Playing with my iNaturalist prototype, I realize that most of the articles do not have photos on iNaturalist. I soon realize that I’m only getting Wikipedia articles of endangered species, so it’s no surprise that a citizen science project is also lacking in those images. I need to change my query to exclude endangered species, and for that I need to learn SPARQL, a RDF query language for databases. I make a note to myself to learn that later, but in the meantime I need to find the SPARQL expert and of course, there’s one in the room who very generously gives me ten minutes of his time to correct my SPARQL syntax.I now have a working app! I upload several images from iNaturalist effortlessly to Wikimedia Commons and include them on their corresponding articles. My contributions include a photo of a damselfly. I share the link with my new group of friends.
I look around the room and feel grateful to be part of such a rich movement of inspired dedicated individuals. Everywhere I look, someone is helping somebody solve the latest problem, or sharing a laugh, or furiously coding to wrap up their project so they have something to show. At the showcase a wide range of projects are demoed to cheers and claps. There’s an API documentation website that has been worked on alongside a remote attendee who couldn’t make it to Prague ISBN scanners; text recognition services; and an app that let’s you tell Siri to edit Wikipedia. It’s invaluable to see where everyone’s passions lie; to learn what’s possible and to find ways to make things better. I leave this hackathon energized and inspired and be part of something so unique and proud of my organization for helping make this happen.
I get a message from Dario, an ex-work colleague (when you leave Wikimedia Foundation you don’t necessary leave the movement), who’s seen my iNaturalist prototype. Apparently my prototype has been enthusiastically shared by a hackathon participant and is now going viral with users uploading images. He has lots of user interface improvement suggestions.
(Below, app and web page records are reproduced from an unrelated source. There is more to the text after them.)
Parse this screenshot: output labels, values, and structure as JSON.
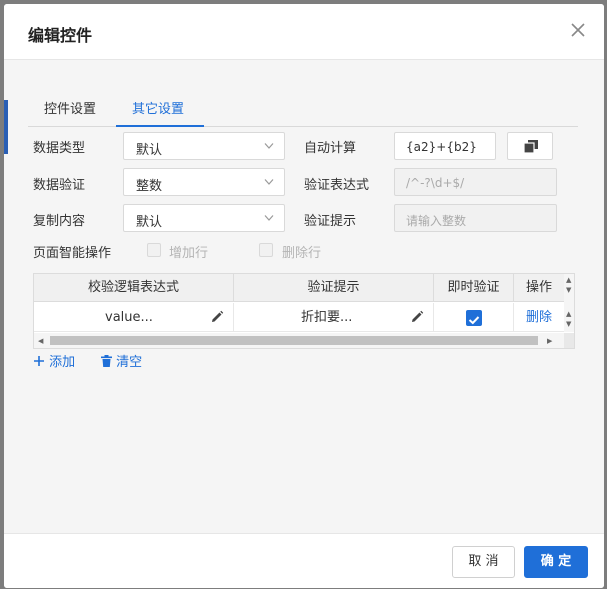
{
  "dialog": {
    "title": "编辑控件"
  },
  "tabs": [
    {
      "label": "控件设置"
    },
    {
      "label": "其它设置"
    }
  ],
  "form": {
    "data_type": {
      "label": "数据类型",
      "value": "默认"
    },
    "data_validate": {
      "label": "数据验证",
      "value": "整数"
    },
    "copy_content": {
      "label": "复制内容",
      "value": "默认"
    },
    "auto_calc": {
      "label": "自动计算",
      "value": "{a2}+{b2}"
    },
    "validate_expr": {
      "label": "验证表达式",
      "value": "/^-?\\d+$/"
    },
    "validate_tip": {
      "label": "验证提示",
      "placeholder": "请输入整数"
    },
    "smart_ops": {
      "label": "页面智能操作",
      "add_row": "增加行",
      "del_row": "删除行"
    }
  },
  "grid": {
    "columns": [
      "校验逻辑表达式",
      "验证提示",
      "即时验证",
      "操作"
    ],
    "rows": [
      {
        "expr": "value...",
        "tip": "折扣要...",
        "instant": true,
        "action": "删除"
      }
    ]
  },
  "actions": {
    "add": "添加",
    "clear": "清空"
  },
  "footer": {
    "cancel": "取 消",
    "ok": "确 定"
  },
  "colors": {
    "accent": "#1f6fd8"
  }
}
I guess I know what my next hobby project is going to be…
On the train, as I head to Budapest, I reflect on what makes a Wikimedia hackathon so special. I can only conclude that our volunteers are our customers and there’s nothing more valuable than getting face time with the people your software serves. Software doesn’t solve problems, people using the software solve problems. It’s easy to forget that sometimes.